:: PROMPT ::
Each line of the data should be given again exactly.
● ● ● ●
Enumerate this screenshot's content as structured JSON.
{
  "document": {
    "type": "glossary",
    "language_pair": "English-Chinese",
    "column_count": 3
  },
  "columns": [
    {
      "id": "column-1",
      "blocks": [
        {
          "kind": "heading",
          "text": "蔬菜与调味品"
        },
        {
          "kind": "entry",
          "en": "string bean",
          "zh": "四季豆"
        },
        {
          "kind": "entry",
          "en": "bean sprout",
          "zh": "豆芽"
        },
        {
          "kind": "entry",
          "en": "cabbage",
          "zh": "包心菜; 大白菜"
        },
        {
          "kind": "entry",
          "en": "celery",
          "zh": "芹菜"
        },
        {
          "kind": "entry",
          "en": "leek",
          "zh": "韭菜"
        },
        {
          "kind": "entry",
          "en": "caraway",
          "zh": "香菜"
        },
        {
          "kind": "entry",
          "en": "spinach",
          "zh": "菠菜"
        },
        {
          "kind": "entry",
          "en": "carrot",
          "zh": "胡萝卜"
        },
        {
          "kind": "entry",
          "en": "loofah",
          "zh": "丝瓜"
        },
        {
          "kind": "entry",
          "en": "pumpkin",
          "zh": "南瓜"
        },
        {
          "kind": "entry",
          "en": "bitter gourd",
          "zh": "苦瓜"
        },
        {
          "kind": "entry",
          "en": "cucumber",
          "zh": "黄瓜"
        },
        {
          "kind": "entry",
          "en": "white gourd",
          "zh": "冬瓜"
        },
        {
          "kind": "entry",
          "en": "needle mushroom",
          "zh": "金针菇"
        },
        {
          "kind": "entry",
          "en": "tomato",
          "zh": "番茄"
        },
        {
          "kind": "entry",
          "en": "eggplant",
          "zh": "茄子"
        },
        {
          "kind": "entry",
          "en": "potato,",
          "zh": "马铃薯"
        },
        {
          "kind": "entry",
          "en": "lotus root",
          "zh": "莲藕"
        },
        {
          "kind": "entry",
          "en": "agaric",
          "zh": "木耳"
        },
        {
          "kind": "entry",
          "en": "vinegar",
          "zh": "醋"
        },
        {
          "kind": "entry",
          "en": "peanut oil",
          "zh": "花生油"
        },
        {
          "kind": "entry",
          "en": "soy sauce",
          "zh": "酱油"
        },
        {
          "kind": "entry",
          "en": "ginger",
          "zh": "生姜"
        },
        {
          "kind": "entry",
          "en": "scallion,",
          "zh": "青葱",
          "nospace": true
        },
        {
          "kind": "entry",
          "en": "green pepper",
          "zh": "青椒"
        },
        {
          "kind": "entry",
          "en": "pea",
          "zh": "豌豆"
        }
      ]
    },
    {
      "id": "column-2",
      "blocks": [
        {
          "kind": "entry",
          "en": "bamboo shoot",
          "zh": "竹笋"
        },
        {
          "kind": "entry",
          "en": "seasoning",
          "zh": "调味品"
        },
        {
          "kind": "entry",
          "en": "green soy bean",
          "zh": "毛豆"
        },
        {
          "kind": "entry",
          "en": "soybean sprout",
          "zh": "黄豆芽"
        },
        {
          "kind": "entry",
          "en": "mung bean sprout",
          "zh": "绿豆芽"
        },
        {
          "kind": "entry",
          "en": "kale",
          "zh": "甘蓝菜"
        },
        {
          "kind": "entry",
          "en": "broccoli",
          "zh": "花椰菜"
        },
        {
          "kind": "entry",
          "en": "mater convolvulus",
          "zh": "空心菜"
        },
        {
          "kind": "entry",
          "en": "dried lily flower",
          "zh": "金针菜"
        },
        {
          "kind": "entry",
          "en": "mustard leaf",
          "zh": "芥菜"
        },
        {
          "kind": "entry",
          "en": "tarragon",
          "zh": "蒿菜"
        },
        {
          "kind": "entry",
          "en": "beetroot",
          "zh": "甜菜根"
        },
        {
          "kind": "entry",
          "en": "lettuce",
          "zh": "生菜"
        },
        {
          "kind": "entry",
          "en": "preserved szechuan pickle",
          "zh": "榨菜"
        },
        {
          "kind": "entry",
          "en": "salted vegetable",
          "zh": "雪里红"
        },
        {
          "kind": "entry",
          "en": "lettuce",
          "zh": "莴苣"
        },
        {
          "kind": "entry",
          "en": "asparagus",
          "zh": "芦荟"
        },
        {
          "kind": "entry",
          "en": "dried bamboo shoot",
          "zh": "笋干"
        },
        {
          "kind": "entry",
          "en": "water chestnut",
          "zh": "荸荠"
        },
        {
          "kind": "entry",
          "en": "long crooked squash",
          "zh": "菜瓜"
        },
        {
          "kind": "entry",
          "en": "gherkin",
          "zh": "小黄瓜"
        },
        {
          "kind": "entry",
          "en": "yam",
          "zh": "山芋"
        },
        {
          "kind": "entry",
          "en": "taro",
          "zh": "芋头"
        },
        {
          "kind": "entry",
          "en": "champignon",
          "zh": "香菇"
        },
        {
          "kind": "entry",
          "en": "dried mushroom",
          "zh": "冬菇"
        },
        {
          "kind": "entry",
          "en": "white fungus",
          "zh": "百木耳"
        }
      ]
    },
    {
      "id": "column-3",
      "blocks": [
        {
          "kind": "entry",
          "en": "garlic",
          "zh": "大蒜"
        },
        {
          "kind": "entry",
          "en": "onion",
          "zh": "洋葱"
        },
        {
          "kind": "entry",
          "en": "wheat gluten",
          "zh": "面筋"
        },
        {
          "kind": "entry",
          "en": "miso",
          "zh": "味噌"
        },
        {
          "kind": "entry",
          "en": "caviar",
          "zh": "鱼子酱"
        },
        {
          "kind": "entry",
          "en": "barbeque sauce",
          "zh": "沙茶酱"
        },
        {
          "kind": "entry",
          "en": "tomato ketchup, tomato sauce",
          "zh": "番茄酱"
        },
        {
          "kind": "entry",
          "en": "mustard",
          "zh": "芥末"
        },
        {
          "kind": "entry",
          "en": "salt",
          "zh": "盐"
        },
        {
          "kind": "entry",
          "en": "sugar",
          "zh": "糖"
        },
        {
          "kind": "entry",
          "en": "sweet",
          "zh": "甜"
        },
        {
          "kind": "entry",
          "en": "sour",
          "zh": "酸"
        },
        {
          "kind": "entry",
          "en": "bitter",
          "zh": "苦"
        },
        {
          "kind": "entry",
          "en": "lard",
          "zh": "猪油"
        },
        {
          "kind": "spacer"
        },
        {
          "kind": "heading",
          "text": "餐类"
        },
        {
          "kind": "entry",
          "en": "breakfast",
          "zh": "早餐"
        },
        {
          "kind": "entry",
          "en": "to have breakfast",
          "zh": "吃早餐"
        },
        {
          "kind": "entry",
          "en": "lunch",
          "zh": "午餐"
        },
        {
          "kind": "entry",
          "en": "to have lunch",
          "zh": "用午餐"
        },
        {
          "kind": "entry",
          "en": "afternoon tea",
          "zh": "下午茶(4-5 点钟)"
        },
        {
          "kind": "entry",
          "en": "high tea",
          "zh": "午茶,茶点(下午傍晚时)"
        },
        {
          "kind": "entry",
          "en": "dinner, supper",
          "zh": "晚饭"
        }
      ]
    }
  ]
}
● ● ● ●
:: THE COMPLETED TASK ::
Enumerate this screenshot's content as structured JSON.
{
  "document": {
    "type": "glossary",
    "language_pair": "English-Chinese",
    "column_count": 3
  },
  "columns": [
    {
      "id": "column-1",
      "blocks": [
        {
          "kind": "heading",
          "text": "蔬菜与调味品"
        },
        {
          "kind": "entry",
          "en": "string bean",
          "zh": "四季豆"
        },
        {
          "kind": "entry",
          "en": "bean sprout",
          "zh": "豆芽"
        },
        {
          "kind": "entry",
          "en": "cabbage",
          "zh": "包心菜; 大白菜"
        },
        {
          "kind": "entry",
          "en": "celery",
          "zh": "芹菜"
        },
        {
          "kind": "entry",
          "en": "leek",
          "zh": "韭菜"
        },
        {
          "kind": "entry",
          "en": "caraway",
          "zh": "香菜"
        },
        {
          "kind": "entry",
          "en": "spinach",
          "zh": "菠菜"
        },
        {
          "kind": "entry",
          "en": "carrot",
          "zh": "胡萝卜"
        },
        {
          "kind": "entry",
          "en": "loofah",
          "zh": "丝瓜"
        },
        {
          "kind": "entry",
          "en": "pumpkin",
          "zh": "南瓜"
        },
        {
          "kind": "entry",
          "en": "bitter gourd",
          "zh": "苦瓜"
        },
        {
          "kind": "entry",
          "en": "cucumber",
          "zh": "黄瓜"
        },
        {
          "kind": "entry",
          "en": "white gourd",
          "zh": "冬瓜"
        },
        {
          "kind": "entry",
          "en": "needle mushroom",
          "zh": "金针菇"
        },
        {
          "kind": "entry",
          "en": "tomato",
          "zh": "番茄"
        },
        {
          "kind": "entry",
          "en": "eggplant",
          "zh": "茄子"
        },
        {
          "kind": "entry",
          "en": "potato,",
          "zh": "马铃薯"
        },
        {
          "kind": "entry",
          "en": "lotus root",
          "zh": "莲藕"
        },
        {
          "kind": "entry",
          "en": "agaric",
          "zh": "木耳"
        },
        {
          "kind": "entry",
          "en": "vinegar",
          "zh": "醋"
        },
        {
          "kind": "entry",
          "en": "peanut oil",
          "zh": "花生油"
        },
        {
          "kind": "entry",
          "en": "soy sauce",
          "zh": "酱油"
        },
        {
          "kind": "entry",
          "en": "ginger",
          "zh": "生姜"
        },
        {
          "kind": "entry",
          "en": "scallion,",
          "zh": "青葱",
          "nospace": true
        },
        {
          "kind": "entry",
          "en": "green pepper",
          "zh": "青椒"
        },
        {
          "kind": "entry",
          "en": "pea",
          "zh": "豌豆"
        }
      ]
    },
    {
      "id": "column-2",
      "blocks": [
        {
          "kind": "entry",
          "en": "bamboo shoot",
          "zh": "竹笋"
        },
        {
          "kind": "entry",
          "en": "seasoning",
          "zh": "调味品"
        },
        {
          "kind": "entry",
          "en": "green soy bean",
          "zh": "毛豆"
        },
        {
          "kind": "entry",
          "en": "soybean sprout",
          "zh": "黄豆芽"
        },
        {
          "kind": "entry",
          "en": "mung bean sprout",
          "zh": "绿豆芽"
        },
        {
          "kind": "entry",
          "en": "kale",
          "zh": "甘蓝菜"
        },
        {
          "kind": "entry",
          "en": "broccoli",
          "zh": "花椰菜"
        },
        {
          "kind": "entry",
          "en": "mater convolvulus",
          "zh": "空心菜"
        },
        {
          "kind": "entry",
          "en": "dried lily flower",
          "zh": "金针菜"
        },
        {
          "kind": "entry",
          "en": "mustard leaf",
          "zh": "芥菜"
        },
        {
          "kind": "entry",
          "en": "tarragon",
          "zh": "蒿菜"
        },
        {
          "kind": "entry",
          "en": "beetroot",
          "zh": "甜菜根"
        },
        {
          "kind": "entry",
          "en": "lettuce",
          "zh": "生菜"
        },
        {
          "kind": "entry",
          "en": "preserved szechuan pickle",
          "zh": "榨菜"
        },
        {
          "kind": "entry",
          "en": "salted vegetable",
          "zh": "雪里红"
        },
        {
          "kind": "entry",
          "en": "lettuce",
          "zh": "莴苣"
        },
        {
          "kind": "entry",
          "en": "asparagus",
          "zh": "芦荟"
        },
        {
          "kind": "entry",
          "en": "dried bamboo shoot",
          "zh": "笋干"
        },
        {
          "kind": "entry",
          "en": "water chestnut",
          "zh": "荸荠"
        },
        {
          "kind": "entry",
          "en": "long crooked squash",
          "zh": "菜瓜"
        },
        {
          "kind": "entry",
          "en": "gherkin",
          "zh": "小黄瓜"
        },
        {
          "kind": "entry",
          "en": "yam",
          "zh": "山芋"
        },
        {
          "kind": "entry",
          "en": "taro",
          "zh": "芋头"
        },
        {
          "kind": "entry",
          "en": "champignon",
          "zh": "香菇"
        },
        {
          "kind": "entry",
          "en": "dried mushroom",
          "zh": "冬菇"
        },
        {
          "kind": "entry",
          "en": "white fungus",
          "zh": "百木耳"
        }
      ]
    },
    {
      "id": "column-3",
      "blocks": [
        {
          "kind": "entry",
          "en": "garlic",
          "zh": "大蒜"
        },
        {
          "kind": "entry",
          "en": "onion",
          "zh": "洋葱"
        },
        {
          "kind": "entry",
          "en": "wheat gluten",
          "zh": "面筋"
        },
        {
          "kind": "entry",
          "en": "miso",
          "zh": "味噌"
        },
        {
          "kind": "entry",
          "en": "caviar",
          "zh": "鱼子酱"
        },
        {
          "kind": "entry",
          "en": "barbeque sauce",
          "zh": "沙茶酱"
        },
        {
          "kind": "entry",
          "en": "tomato ketchup, tomato sauce",
          "zh": "番茄酱"
        },
        {
          "kind": "entry",
          "en": "mustard",
          "zh": "芥末"
        },
        {
          "kind": "entry",
          "en": "salt",
          "zh": "盐"
        },
        {
          "kind": "entry",
          "en": "sugar",
          "zh": "糖"
        },
        {
          "kind": "entry",
          "en": "sweet",
          "zh": "甜"
        },
        {
          "kind": "entry",
          "en": "sour",
          "zh": "酸"
        },
        {
          "kind": "entry",
          "en": "bitter",
          "zh": "苦"
        },
        {
          "kind": "entry",
          "en": "lard",
          "zh": "猪油"
        },
        {
          "kind": "spacer"
        },
        {
          "kind": "heading",
          "text": "餐类"
        },
        {
          "kind": "entry",
          "en": "breakfast",
          "zh": "早餐"
        },
        {
          "kind": "entry",
          "en": "to have breakfast",
          "zh": "吃早餐"
        },
        {
          "kind": "entry",
          "en": "lunch",
          "zh": "午餐"
        },
        {
          "kind": "entry",
          "en": "to have lunch",
          "zh": "用午餐"
        },
        {
          "kind": "entry",
          "en": "afternoon tea",
          "zh": "下午茶(4-5 点钟)"
        },
        {
          "kind": "entry",
          "en": "high tea",
          "zh": "午茶,茶点(下午傍晚时)"
        },
        {
          "kind": "entry",
          "en": "dinner, supper",
          "zh": "晚饭"
        }
      ]
    }
  ]
}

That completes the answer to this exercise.